**YOUR TASK**
Write out all of the entries exactly, please.

**EXTRACTED RECORDS**

○ ○ ○

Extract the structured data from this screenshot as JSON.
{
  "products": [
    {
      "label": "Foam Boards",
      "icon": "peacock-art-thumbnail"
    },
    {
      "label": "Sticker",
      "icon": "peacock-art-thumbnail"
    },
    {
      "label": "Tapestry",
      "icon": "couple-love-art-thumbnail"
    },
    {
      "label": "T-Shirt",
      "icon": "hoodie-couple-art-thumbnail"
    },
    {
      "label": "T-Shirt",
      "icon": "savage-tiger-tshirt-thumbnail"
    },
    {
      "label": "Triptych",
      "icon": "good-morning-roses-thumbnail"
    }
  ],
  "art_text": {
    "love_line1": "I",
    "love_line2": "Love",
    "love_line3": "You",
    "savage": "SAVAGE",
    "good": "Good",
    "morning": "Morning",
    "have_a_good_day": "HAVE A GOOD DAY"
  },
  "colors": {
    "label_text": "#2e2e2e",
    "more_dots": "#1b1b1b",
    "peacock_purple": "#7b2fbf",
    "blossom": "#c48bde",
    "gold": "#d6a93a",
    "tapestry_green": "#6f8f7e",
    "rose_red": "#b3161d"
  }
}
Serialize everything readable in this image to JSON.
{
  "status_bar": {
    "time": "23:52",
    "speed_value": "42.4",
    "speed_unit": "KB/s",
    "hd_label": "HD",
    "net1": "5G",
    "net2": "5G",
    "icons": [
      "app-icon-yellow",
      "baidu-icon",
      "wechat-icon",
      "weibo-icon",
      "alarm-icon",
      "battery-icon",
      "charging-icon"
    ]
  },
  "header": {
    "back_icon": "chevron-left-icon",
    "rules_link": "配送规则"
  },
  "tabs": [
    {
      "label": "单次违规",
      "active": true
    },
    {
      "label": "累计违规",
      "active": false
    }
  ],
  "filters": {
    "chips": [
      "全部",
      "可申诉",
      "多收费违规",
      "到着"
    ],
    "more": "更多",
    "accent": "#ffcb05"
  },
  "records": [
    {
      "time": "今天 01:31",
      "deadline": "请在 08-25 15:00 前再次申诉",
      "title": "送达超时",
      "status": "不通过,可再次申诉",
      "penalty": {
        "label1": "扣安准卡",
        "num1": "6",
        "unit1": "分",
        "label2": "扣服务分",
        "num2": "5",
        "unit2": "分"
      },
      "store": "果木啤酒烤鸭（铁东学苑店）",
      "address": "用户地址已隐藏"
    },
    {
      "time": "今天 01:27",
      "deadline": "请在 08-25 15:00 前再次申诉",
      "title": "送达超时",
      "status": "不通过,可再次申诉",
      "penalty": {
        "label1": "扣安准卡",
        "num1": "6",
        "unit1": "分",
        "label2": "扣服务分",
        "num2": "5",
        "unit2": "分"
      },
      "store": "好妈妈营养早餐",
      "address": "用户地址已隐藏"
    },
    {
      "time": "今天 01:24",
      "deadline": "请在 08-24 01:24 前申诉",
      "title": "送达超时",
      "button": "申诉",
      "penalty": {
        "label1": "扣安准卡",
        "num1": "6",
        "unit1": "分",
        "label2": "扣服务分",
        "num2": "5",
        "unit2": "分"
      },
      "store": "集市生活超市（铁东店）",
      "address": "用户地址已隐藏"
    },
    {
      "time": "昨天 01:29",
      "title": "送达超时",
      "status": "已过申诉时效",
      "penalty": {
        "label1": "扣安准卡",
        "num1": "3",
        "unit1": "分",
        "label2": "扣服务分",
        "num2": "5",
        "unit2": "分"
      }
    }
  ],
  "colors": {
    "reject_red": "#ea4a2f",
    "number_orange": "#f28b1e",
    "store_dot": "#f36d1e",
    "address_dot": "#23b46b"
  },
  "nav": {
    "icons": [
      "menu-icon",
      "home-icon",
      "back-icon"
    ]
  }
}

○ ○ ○

**THE ANSWER**
Extract the structured data from this screenshot as JSON.
{
  "products": [
    {
      "label": "Foam Boards",
      "icon": "peacock-art-thumbnail"
    },
    {
      "label": "Sticker",
      "icon": "peacock-art-thumbnail"
    },
    {
      "label": "Tapestry",
      "icon": "couple-love-art-thumbnail"
    },
    {
      "label": "T-Shirt",
      "icon": "hoodie-couple-art-thumbnail"
    },
    {
      "label": "T-Shirt",
      "icon": "savage-tiger-tshirt-thumbnail"
    },
    {
      "label": "Triptych",
      "icon": "good-morning-roses-thumbnail"
    }
  ],
  "art_text": {
    "love_line1": "I",
    "love_line2": "Love",
    "love_line3": "You",
    "savage": "SAVAGE",
    "good": "Good",
    "morning": "Morning",
    "have_a_good_day": "HAVE A GOOD DAY"
  },
  "colors": {
    "label_text": "#2e2e2e",
    "more_dots": "#1b1b1b",
    "peacock_purple": "#7b2fbf",
    "blossom": "#c48bde",
    "gold": "#d6a93a",
    "tapestry_green": "#6f8f7e",
    "rose_red": "#b3161d"
  }
}
Serialize everything readable in this image to JSON.
{
  "status_bar": {
    "time": "23:52",
    "speed_value": "42.4",
    "speed_unit": "KB/s",
    "hd_label": "HD",
    "net1": "5G",
    "net2": "5G",
    "icons": [
      "app-icon-yellow",
      "baidu-icon",
      "wechat-icon",
      "weibo-icon",
      "alarm-icon",
      "battery-icon",
      "charging-icon"
    ]
  },
  "header": {
    "back_icon": "chevron-left-icon",
    "rules_link": "配送规则"
  },
  "tabs": [
    {
      "label": "单次违规",
      "active": true
    },
    {
      "label": "累计违规",
      "active": false
    }
  ],
  "filters": {
    "chips": [
      "全部",
      "可申诉",
      "多收费违规",
      "到着"
    ],
    "more": "更多",
    "accent": "#ffcb05"
  },
  "records": [
    {
      "time": "今天 01:31",
      "deadline": "请在 08-25 15:00 前再次申诉",
      "title": "送达超时",
      "status": "不通过,可再次申诉",
      "penalty": {
        "label1": "扣安准卡",
        "num1": "6",
        "unit1": "分",
        "label2": "扣服务分",
        "num2": "5",
        "unit2": "分"
      },
      "store": "果木啤酒烤鸭（铁东学苑店）",
      "address": "用户地址已隐藏"
    },
    {
      "time": "今天 01:27",
      "deadline": "请在 08-25 15:00 前再次申诉",
      "title": "送达超时",
      "status": "不通过,可再次申诉",
      "penalty": {
        "label1": "扣安准卡",
        "num1": "6",
        "unit1": "分",
        "label2": "扣服务分",
        "num2": "5",
        "unit2": "分"
      },
      "store": "好妈妈营养早餐",
      "address": "用户地址已隐藏"
    },
    {
      "time": "今天 01:24",
      "deadline": "请在 08-24 01:24 前申诉",
      "title": "送达超时",
      "button": "申诉",
      "penalty": {
        "label1": "扣安准卡",
        "num1": "6",
        "unit1": "分",
        "label2": "扣服务分",
        "num2": "5",
        "unit2": "分"
      },
      "store": "集市生活超市（铁东店）",
      "address": "用户地址已隐藏"
    },
    {
      "time": "昨天 01:29",
      "title": "送达超时",
      "status": "已过申诉时效",
      "penalty": {
        "label1": "扣安准卡",
        "num1": "3",
        "unit1": "分",
        "label2": "扣服务分",
        "num2": "5",
        "unit2": "分"
      }
    }
  ],
  "colors": {
    "reject_red": "#ea4a2f",
    "number_orange": "#f28b1e",
    "store_dot": "#f36d1e",
    "address_dot": "#23b46b"
  },
  "nav": {
    "icons": [
      "menu-icon",
      "home-icon",
      "back-icon"
    ]
  }
}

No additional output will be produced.